The input START
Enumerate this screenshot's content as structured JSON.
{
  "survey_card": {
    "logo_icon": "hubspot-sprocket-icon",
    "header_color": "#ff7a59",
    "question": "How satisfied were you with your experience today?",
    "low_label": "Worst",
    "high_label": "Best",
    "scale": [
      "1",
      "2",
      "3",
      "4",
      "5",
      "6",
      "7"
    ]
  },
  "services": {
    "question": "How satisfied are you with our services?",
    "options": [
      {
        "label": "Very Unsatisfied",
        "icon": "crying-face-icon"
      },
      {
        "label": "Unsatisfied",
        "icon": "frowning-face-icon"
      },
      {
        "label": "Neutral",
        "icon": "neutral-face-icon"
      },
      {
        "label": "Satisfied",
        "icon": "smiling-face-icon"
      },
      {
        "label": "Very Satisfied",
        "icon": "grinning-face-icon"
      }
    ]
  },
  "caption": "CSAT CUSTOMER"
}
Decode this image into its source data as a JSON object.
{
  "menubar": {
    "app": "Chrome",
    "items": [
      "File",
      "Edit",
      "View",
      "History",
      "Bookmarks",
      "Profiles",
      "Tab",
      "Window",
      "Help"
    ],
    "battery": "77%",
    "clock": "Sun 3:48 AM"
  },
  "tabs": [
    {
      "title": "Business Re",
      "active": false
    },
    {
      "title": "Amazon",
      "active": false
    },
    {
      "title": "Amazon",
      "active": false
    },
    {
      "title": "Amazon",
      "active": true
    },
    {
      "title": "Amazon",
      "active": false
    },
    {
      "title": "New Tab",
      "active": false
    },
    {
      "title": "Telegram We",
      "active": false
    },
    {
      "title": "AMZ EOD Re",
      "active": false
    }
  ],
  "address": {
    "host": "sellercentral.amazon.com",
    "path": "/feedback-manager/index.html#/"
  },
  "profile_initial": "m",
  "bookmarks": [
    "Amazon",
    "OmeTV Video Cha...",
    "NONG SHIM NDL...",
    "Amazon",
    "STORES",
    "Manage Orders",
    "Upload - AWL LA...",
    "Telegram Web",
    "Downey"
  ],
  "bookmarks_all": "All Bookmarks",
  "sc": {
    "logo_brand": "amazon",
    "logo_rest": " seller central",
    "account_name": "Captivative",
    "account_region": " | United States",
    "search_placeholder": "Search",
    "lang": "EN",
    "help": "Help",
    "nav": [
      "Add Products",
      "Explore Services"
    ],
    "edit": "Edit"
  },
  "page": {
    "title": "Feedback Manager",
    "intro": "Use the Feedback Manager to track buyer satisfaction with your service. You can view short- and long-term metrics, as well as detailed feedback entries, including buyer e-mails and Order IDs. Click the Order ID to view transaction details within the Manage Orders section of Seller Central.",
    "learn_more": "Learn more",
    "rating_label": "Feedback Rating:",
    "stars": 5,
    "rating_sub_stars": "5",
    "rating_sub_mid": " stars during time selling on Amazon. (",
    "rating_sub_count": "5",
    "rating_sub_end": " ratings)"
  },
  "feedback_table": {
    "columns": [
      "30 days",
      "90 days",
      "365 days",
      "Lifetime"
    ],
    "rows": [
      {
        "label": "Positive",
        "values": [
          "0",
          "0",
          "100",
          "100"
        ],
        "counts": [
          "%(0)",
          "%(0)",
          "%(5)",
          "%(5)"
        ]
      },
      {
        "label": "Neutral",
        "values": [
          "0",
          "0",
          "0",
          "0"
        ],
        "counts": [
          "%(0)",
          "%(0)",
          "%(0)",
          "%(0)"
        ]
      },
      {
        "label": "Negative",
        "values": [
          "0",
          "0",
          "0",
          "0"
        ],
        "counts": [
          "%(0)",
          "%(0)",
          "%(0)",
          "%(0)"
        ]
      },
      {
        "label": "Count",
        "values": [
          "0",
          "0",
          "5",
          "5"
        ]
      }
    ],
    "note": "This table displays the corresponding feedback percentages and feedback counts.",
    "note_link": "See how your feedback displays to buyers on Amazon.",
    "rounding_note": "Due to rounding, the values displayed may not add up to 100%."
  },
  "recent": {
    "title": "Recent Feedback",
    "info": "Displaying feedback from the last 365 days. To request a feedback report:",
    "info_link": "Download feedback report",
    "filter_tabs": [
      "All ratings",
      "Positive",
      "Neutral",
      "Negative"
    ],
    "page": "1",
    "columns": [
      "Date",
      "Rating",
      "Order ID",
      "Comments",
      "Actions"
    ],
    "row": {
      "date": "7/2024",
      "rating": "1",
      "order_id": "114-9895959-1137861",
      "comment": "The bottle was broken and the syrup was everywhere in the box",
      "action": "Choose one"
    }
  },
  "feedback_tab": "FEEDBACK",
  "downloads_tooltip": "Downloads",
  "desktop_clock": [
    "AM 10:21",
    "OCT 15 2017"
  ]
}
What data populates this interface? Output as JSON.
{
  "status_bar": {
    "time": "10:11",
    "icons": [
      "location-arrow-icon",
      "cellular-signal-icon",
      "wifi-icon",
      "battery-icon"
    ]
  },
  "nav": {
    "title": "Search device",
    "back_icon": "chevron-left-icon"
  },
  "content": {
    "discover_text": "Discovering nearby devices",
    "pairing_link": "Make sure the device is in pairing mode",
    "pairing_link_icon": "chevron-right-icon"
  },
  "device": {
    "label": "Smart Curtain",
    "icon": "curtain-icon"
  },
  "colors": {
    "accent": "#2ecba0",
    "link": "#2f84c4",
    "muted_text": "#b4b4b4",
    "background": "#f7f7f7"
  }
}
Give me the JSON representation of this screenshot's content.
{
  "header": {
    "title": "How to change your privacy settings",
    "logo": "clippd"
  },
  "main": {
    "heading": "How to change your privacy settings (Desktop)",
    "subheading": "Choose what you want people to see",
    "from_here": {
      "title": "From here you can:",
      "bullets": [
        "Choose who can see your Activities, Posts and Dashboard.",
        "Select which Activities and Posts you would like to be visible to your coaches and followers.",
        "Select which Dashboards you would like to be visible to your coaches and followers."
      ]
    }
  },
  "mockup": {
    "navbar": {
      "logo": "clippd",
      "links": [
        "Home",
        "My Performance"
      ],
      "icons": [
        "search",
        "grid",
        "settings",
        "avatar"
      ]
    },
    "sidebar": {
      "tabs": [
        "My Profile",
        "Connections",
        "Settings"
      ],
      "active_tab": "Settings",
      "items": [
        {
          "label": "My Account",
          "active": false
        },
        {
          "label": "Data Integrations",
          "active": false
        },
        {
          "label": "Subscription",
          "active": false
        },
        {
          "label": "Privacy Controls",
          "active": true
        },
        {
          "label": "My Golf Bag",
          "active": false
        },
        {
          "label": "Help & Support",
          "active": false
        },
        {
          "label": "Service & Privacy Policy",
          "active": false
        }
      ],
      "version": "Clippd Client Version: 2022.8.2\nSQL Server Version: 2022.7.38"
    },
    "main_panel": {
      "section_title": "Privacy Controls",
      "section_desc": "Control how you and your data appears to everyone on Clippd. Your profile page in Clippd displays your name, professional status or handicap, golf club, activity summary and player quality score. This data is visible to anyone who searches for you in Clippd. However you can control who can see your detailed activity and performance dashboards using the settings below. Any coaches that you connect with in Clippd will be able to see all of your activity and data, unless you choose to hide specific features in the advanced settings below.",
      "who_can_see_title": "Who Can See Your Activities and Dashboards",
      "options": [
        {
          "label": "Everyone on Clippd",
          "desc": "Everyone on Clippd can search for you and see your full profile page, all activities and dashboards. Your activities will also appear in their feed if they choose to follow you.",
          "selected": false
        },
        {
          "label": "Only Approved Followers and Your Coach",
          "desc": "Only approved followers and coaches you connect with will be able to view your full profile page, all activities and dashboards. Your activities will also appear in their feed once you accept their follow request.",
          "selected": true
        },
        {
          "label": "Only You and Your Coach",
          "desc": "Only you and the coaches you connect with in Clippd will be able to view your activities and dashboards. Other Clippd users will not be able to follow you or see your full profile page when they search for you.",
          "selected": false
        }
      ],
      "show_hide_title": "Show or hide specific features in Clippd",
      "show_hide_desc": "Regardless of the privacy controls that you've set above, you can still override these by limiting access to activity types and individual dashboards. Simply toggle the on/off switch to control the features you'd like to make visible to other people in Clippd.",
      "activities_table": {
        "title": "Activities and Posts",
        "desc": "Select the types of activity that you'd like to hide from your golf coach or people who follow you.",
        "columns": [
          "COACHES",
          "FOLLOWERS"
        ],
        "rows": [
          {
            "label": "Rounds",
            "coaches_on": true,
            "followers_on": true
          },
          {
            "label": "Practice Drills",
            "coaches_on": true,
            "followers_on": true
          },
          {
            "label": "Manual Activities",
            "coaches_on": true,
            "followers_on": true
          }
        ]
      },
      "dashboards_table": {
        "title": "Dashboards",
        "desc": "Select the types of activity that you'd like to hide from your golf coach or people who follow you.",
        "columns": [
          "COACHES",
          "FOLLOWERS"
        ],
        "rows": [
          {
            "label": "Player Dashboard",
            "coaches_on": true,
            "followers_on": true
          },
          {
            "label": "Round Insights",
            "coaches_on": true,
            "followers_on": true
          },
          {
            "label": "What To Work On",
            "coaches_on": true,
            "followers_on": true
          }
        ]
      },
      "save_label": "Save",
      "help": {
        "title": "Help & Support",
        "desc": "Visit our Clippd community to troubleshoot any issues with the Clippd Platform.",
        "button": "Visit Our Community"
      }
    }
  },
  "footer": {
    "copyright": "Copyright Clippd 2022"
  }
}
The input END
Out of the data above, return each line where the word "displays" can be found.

    "note": "This table displays the corresponding feedback percentages and feedback counts.",
    "note_link": "See how your feedback displays to buyers on Amazon.",
      "section_desc": "Control how you and your data appears to everyone on Clippd. Your profile page in Clippd displays your name, professional status or handicap, golf club, activity summary and player quality score. This data is visible to anyone who searches for you in Clippd. However you can control who can see your detailed activity and performance dashboards using the settings below. Any coaches that you connect with in Clippd will be able to see all of your activity and data, unless you choose to hide specific features in the advanced settings below.",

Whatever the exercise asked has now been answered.